Element data from apps and pages
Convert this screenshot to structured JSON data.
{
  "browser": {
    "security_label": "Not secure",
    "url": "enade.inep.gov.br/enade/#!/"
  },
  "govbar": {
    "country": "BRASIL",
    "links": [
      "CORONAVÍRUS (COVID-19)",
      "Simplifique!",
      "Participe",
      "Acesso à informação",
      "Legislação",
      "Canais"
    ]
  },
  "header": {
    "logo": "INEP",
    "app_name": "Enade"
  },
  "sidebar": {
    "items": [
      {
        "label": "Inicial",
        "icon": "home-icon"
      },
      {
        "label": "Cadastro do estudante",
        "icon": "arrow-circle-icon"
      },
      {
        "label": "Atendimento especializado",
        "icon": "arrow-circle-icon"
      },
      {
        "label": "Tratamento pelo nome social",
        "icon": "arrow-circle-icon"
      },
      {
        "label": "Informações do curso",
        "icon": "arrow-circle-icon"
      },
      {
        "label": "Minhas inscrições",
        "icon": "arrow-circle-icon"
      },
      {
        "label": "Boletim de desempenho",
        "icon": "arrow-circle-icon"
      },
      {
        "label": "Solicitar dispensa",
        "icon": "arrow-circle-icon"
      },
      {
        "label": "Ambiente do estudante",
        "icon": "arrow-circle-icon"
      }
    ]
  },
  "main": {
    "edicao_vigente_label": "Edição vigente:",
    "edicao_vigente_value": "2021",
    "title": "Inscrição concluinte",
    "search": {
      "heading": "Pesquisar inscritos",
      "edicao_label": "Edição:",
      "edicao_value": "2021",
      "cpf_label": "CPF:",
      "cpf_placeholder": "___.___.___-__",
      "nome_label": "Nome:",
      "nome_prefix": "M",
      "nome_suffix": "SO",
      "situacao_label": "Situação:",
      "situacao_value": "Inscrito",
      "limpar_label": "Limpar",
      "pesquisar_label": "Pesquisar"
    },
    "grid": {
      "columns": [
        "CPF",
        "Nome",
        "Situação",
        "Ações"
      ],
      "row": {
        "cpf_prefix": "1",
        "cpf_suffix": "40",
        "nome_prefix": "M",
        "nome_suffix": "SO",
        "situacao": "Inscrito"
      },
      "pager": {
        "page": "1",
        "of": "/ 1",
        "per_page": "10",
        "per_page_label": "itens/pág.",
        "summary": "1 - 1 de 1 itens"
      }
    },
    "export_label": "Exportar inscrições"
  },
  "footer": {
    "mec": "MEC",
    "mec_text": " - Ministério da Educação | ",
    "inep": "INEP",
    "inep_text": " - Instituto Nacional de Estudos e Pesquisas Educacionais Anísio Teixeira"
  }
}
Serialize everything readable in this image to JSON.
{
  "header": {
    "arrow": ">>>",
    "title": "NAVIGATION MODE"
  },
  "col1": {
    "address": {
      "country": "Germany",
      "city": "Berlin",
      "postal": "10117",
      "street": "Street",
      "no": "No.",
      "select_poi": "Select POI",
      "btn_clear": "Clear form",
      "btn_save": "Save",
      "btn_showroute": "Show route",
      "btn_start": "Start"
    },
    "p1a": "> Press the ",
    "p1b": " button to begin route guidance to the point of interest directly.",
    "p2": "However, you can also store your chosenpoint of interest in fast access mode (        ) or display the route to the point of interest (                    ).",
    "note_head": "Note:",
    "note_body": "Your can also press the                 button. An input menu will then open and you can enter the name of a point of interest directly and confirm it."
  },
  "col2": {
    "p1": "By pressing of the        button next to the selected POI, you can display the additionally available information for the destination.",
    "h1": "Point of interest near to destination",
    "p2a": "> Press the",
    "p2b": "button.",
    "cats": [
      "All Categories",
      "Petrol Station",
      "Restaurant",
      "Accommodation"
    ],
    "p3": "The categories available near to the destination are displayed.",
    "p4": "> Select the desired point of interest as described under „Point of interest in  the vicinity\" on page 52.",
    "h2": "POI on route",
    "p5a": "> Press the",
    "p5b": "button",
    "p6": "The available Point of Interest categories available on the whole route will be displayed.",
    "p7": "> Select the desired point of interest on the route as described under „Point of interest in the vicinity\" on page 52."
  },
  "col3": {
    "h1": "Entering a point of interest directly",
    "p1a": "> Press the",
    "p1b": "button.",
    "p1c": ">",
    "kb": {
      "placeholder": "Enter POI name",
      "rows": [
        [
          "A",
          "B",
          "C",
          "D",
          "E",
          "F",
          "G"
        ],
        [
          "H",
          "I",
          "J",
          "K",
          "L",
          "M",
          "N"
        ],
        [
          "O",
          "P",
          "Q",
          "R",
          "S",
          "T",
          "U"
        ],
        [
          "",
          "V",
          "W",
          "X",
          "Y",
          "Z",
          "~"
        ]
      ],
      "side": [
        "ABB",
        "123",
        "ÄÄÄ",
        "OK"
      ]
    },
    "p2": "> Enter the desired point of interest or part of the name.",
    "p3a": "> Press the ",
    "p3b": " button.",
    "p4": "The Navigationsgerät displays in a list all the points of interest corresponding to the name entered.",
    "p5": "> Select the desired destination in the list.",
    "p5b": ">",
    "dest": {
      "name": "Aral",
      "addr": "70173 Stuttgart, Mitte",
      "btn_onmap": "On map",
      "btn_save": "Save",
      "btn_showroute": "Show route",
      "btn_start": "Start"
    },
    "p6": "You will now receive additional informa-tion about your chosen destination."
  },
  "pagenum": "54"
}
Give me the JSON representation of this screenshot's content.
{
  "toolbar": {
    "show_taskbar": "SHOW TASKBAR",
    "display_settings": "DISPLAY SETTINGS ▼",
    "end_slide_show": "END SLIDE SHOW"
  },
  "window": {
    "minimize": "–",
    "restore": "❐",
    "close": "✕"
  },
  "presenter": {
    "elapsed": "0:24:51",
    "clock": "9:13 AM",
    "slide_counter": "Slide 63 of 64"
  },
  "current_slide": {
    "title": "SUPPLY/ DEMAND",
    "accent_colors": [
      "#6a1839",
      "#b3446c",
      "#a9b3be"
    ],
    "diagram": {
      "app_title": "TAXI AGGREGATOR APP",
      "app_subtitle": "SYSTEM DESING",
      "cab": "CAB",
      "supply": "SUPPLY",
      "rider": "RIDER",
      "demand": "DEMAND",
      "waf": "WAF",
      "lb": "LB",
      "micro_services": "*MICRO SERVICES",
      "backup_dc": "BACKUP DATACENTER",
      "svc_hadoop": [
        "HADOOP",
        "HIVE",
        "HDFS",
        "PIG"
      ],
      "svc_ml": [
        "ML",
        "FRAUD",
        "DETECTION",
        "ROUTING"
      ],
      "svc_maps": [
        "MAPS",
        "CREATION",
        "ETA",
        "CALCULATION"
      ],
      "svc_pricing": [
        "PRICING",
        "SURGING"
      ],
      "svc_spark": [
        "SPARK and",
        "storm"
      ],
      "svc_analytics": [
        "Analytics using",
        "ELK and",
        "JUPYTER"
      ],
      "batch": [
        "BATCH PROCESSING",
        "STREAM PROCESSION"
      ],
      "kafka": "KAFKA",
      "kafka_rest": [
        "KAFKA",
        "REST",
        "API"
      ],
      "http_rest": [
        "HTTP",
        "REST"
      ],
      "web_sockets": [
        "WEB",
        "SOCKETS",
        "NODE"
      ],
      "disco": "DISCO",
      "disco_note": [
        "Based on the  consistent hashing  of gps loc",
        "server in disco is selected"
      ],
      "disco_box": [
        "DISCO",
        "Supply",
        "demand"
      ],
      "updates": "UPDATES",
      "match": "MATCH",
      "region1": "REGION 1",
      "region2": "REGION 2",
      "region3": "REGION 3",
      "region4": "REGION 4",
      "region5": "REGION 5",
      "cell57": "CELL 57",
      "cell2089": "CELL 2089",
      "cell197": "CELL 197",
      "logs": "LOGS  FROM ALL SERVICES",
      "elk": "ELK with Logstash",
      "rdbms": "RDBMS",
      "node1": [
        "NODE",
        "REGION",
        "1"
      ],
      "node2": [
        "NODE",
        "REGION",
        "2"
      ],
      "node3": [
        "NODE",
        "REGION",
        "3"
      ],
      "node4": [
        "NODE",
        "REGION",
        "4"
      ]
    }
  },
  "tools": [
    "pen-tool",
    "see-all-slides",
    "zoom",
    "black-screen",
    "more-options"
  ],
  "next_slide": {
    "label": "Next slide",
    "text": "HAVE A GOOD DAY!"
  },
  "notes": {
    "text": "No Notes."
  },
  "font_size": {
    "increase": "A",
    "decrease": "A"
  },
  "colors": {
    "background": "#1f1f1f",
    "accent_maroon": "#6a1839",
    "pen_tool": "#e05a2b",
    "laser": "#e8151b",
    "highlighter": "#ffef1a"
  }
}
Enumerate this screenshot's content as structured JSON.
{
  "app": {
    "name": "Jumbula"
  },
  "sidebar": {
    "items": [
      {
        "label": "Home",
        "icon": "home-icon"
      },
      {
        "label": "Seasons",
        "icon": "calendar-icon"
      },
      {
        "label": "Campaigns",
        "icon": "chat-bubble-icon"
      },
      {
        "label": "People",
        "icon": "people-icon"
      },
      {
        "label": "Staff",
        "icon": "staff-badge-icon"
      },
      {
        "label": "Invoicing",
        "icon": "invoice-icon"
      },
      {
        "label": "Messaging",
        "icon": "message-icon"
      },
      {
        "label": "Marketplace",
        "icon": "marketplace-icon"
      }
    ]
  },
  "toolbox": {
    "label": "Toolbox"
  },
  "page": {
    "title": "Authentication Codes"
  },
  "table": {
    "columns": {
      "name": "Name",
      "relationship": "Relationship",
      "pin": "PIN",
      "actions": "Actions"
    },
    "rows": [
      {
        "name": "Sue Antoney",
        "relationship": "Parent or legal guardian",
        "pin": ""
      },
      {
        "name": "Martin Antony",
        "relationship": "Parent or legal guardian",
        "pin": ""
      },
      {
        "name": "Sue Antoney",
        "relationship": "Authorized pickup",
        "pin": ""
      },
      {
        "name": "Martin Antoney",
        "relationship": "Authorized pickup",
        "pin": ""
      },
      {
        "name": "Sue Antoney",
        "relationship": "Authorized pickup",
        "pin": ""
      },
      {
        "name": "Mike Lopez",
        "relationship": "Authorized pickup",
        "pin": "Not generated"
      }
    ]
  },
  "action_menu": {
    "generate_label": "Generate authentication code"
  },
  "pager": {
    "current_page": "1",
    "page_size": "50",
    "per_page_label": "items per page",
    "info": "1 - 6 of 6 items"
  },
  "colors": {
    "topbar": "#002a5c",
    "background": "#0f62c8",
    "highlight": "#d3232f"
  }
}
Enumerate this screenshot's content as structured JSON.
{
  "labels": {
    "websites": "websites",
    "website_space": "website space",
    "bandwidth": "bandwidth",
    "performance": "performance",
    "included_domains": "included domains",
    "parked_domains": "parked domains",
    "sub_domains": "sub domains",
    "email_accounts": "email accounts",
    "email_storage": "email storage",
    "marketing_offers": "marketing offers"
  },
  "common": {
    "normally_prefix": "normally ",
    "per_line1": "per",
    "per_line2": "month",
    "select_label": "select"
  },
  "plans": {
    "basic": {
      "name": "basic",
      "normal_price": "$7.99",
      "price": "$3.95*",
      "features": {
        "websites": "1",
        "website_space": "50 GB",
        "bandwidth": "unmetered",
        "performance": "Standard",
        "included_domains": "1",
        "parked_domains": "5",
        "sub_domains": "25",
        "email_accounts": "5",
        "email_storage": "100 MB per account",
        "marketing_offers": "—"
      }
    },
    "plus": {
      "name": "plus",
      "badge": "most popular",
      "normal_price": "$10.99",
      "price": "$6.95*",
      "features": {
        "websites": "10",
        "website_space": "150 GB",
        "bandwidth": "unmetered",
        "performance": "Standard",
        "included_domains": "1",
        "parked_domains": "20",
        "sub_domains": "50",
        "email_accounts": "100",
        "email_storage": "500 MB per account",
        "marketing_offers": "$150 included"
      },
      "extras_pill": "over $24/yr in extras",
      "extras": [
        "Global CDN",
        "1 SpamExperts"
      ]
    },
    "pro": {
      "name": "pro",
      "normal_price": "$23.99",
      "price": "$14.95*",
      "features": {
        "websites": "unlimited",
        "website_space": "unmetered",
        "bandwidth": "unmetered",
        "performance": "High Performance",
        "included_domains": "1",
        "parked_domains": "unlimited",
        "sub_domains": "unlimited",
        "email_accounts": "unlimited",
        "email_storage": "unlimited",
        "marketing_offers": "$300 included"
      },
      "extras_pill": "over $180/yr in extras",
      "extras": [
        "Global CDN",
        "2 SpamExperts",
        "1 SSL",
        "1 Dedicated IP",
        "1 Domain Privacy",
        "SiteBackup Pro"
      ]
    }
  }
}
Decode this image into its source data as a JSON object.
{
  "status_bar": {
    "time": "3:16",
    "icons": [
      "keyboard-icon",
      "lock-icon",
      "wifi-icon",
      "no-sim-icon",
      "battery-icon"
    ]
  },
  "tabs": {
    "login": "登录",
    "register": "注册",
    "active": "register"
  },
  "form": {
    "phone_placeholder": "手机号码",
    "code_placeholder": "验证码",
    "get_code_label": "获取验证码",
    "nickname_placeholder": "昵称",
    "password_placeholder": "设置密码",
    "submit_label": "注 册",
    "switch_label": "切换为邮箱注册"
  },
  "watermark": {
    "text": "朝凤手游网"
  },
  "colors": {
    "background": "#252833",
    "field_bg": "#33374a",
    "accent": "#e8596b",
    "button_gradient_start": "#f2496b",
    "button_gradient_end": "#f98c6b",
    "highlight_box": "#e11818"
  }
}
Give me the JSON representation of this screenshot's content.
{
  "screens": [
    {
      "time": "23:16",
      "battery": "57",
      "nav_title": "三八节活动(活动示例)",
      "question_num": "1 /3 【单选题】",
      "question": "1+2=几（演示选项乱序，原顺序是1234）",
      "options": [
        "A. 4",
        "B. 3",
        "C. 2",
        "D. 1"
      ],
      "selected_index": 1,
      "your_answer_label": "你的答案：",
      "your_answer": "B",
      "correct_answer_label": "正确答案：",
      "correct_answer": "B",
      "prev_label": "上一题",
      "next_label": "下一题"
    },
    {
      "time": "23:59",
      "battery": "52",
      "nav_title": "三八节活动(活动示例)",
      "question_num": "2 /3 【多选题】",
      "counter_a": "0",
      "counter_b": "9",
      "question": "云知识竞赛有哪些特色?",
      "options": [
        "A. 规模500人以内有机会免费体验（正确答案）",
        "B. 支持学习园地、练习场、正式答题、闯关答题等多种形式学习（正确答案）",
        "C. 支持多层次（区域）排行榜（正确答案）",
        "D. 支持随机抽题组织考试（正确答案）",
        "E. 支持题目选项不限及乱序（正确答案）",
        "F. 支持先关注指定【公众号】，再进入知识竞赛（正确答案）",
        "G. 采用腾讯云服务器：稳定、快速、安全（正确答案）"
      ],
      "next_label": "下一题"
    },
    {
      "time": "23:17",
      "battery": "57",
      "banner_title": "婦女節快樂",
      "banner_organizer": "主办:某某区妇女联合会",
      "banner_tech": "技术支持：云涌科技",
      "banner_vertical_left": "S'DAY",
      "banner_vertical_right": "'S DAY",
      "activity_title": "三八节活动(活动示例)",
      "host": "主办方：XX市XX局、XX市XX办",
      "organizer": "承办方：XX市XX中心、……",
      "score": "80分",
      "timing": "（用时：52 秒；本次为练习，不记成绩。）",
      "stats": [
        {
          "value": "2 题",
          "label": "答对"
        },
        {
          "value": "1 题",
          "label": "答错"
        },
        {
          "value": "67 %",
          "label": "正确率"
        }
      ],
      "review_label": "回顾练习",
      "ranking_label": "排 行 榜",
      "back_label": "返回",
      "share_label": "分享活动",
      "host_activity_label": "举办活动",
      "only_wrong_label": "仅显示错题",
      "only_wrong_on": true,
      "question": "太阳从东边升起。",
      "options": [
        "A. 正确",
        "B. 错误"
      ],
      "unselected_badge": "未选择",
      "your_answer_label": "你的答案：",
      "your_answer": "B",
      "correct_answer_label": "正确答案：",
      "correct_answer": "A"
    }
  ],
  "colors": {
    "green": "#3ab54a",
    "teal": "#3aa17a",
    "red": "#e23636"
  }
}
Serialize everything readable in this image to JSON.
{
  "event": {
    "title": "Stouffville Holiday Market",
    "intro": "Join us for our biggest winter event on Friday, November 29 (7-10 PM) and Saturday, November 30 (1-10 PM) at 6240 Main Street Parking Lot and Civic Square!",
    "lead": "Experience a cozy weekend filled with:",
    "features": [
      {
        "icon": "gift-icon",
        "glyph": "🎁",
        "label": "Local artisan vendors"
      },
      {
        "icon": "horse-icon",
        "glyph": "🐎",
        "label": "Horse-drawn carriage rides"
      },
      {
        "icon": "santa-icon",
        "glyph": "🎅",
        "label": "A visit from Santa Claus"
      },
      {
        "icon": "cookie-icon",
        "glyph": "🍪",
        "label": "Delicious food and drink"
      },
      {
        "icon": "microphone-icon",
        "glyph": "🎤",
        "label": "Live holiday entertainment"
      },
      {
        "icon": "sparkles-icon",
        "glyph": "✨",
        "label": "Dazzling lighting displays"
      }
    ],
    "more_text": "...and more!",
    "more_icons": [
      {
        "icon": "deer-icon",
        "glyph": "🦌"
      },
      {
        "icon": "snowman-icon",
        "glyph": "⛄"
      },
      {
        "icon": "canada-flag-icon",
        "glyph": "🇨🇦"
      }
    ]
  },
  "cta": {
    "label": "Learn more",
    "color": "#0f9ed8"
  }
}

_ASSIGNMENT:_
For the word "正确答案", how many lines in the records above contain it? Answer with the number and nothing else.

_ANSWER TO THE EXERCISE:_
9